We usually have a plentiful number of honeyeaters resident and breeding in our garden and the nearby mallee scrub. Probably the most numerous is the New Holland Honeyeater. This would be closely followed by the Red Wattlebird and the White-plumed Honeyeater. We also have several Singing Honeyeaters. From time to time we have visits from a small flock of Brown-headed Honeyeaters. They love splashing in our bird bath. Several other species visit only rarely. Some I haven’t seen here in many years.
One species we usually have around the garden somewhere is the Spiny-cheeked Honeyeater, as shown in the photos on this post. This species has been rather quiet lately. Just before I managed to race for the camera and get these shots the adult bird was feeding a young one. They must have been keeping their presence quiet while they were nesting.
This species is found throughout much of mainland Australia but not in Tasmania. It is also absent from the tropical north, coastal south east and far south west of the continent. Its preferred habitats include drier woodlands, scrubs and gardens.
The plant shown in the photos is Eremophila glabra.
When they were little, our children used to call this bird the “yoo-hoo” bird. This is one of its calls and is quite memorable. My wife and I still refer to it by this name.

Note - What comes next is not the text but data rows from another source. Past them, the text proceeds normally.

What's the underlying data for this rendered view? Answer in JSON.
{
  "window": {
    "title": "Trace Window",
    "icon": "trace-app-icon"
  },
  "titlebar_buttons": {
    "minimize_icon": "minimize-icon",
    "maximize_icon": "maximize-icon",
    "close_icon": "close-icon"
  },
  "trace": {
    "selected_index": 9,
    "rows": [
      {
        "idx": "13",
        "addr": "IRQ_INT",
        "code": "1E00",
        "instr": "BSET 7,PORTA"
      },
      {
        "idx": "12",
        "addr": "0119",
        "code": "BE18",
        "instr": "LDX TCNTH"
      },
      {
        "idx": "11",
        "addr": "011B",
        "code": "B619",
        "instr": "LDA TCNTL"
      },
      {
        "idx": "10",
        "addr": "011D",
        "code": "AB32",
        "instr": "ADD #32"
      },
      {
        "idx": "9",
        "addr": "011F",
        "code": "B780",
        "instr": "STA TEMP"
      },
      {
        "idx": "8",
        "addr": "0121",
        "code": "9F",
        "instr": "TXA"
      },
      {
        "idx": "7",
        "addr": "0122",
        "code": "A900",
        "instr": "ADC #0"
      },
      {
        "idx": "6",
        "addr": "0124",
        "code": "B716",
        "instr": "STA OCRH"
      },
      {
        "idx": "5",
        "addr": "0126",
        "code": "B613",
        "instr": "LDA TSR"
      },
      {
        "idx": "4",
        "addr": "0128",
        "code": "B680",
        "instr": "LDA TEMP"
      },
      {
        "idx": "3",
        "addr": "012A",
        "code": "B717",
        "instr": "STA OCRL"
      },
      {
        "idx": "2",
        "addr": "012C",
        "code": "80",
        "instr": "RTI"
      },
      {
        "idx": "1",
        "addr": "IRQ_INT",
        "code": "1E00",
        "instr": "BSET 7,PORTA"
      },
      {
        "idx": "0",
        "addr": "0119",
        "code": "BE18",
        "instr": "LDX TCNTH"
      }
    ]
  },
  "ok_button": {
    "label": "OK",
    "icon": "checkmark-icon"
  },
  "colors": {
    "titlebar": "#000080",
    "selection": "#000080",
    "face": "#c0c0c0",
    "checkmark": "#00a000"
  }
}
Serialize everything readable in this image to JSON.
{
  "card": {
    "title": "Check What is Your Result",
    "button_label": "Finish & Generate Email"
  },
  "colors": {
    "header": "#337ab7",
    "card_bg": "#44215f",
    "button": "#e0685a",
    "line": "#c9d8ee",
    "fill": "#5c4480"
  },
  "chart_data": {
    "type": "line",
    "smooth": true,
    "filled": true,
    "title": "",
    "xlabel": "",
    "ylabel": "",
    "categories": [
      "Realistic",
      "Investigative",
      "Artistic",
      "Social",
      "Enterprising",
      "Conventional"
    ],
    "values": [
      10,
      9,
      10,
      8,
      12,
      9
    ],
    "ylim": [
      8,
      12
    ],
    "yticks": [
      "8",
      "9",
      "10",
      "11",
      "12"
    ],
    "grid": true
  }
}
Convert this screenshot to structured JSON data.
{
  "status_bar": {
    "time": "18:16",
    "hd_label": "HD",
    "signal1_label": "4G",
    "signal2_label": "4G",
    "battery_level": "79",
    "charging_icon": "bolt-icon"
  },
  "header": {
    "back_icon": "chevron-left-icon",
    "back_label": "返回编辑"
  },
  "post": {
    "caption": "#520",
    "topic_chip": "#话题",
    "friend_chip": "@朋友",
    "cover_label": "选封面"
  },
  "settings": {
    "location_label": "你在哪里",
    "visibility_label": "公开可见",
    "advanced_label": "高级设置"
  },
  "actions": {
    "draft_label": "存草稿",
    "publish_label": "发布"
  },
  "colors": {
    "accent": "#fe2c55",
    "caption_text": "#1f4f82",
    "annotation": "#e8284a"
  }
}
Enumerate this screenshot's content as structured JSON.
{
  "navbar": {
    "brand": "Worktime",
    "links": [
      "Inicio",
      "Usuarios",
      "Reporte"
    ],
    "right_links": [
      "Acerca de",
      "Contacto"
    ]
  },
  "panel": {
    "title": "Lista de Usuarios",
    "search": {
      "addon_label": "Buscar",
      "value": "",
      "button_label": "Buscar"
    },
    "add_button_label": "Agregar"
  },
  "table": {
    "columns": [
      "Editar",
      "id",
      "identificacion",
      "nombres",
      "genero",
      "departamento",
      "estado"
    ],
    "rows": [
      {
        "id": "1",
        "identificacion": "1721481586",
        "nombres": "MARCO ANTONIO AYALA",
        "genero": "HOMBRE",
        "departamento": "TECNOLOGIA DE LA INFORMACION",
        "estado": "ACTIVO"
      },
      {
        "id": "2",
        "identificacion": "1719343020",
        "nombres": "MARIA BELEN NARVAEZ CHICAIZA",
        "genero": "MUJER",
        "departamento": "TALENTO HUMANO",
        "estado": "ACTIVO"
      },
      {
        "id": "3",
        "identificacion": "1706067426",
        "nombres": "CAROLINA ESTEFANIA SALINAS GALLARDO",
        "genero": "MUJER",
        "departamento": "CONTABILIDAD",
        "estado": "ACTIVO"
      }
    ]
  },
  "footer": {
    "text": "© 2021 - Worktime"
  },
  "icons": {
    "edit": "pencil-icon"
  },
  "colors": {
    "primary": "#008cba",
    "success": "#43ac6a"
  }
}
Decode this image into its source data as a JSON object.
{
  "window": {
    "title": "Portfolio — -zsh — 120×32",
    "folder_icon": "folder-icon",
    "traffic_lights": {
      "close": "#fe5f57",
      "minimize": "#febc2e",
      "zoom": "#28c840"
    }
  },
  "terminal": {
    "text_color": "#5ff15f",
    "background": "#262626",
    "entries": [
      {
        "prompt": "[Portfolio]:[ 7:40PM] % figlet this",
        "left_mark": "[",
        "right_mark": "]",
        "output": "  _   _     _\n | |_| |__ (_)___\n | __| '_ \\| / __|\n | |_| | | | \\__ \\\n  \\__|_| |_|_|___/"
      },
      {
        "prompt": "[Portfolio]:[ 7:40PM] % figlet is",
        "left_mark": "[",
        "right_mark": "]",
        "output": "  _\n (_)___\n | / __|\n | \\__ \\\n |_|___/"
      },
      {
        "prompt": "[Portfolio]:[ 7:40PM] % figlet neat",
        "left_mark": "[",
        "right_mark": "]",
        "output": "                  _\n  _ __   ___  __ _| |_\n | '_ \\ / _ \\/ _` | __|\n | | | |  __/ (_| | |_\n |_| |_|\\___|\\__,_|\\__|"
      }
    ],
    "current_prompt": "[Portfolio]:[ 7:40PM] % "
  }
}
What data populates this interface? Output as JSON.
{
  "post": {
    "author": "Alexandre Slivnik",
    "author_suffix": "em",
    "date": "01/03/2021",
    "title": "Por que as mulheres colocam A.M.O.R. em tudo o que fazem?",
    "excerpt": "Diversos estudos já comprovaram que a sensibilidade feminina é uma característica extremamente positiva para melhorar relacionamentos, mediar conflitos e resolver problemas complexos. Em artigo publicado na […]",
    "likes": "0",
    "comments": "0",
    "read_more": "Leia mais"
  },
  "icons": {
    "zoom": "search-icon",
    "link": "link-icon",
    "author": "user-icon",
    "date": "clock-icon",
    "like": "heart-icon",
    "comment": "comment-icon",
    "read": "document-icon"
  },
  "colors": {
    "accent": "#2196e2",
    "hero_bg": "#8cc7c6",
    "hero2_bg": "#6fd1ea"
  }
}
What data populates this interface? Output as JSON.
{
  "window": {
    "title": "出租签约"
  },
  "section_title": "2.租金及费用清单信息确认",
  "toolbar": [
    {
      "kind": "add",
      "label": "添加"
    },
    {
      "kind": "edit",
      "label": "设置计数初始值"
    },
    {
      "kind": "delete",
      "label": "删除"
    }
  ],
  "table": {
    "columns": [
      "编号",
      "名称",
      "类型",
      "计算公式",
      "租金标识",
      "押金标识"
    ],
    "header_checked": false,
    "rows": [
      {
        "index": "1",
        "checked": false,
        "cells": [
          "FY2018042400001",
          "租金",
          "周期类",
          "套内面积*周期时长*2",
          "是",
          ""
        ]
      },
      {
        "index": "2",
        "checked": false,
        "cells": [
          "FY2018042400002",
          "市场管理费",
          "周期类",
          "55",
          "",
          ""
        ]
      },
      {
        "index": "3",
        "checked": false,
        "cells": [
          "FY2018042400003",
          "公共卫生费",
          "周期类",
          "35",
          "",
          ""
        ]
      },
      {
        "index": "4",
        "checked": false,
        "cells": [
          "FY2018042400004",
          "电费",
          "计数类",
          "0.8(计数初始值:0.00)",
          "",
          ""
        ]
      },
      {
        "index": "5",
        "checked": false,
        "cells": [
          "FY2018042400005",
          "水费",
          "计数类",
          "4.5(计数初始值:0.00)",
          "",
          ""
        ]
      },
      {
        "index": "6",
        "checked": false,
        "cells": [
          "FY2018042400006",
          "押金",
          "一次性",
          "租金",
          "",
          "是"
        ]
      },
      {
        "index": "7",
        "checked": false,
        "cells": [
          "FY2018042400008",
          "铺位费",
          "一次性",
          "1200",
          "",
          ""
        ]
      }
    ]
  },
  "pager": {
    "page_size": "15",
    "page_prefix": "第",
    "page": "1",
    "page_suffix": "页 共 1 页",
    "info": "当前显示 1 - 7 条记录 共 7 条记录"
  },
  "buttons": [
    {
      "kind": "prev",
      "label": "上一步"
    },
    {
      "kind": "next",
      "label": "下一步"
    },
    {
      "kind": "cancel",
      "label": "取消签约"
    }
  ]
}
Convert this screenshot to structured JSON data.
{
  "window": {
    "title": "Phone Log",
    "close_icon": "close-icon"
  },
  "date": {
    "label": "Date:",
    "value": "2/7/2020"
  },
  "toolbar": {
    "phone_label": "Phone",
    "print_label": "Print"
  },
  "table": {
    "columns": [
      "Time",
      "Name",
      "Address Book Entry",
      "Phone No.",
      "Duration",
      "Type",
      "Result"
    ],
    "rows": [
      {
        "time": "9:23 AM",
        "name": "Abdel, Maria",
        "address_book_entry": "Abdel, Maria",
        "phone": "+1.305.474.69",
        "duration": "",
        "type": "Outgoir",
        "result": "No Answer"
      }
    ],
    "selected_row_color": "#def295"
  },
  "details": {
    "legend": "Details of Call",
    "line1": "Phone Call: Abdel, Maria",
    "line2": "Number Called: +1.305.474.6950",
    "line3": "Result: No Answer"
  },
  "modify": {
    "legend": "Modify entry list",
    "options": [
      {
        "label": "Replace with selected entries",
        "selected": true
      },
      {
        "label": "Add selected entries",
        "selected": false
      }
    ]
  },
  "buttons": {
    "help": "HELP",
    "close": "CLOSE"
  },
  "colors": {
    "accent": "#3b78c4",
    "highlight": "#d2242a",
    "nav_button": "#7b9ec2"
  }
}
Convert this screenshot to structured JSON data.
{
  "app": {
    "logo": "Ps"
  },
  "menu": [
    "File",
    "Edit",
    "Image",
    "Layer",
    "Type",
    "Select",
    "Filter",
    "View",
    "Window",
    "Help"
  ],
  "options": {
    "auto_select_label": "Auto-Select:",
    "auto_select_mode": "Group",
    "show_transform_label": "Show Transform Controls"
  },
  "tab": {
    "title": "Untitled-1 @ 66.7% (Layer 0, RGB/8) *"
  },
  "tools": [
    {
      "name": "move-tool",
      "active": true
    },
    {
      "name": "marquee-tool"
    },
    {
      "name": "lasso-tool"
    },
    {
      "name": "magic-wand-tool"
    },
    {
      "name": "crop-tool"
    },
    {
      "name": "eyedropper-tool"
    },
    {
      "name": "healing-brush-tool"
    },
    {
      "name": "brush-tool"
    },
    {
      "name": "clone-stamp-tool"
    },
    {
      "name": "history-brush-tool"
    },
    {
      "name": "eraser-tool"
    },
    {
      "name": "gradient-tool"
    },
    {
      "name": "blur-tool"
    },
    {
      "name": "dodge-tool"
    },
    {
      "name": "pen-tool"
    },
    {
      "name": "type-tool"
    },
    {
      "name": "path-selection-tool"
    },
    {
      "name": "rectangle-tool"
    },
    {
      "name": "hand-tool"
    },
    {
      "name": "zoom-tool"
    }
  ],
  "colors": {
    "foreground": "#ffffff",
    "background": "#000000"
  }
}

While having a relaxing breakfast a few mornings ago, several Spiny-cheeked Honeyeaters came to drink at the bird bath in our garden. Next thing a baby Spiny-cheeked Honeyeater came along begging to be fed. It was just able to fly and its tail was only half grown. Here is an example of another instance where some birds have nested in our garden and remained unobserved. They are so secretive and sneaky that this happens far too often. Never mind; it was good to see the baby getting around.
I commented to my wife that this was one species I didn’t have a photo of yet; I was wrong. I don’t have many, and the one featured above is probably the best.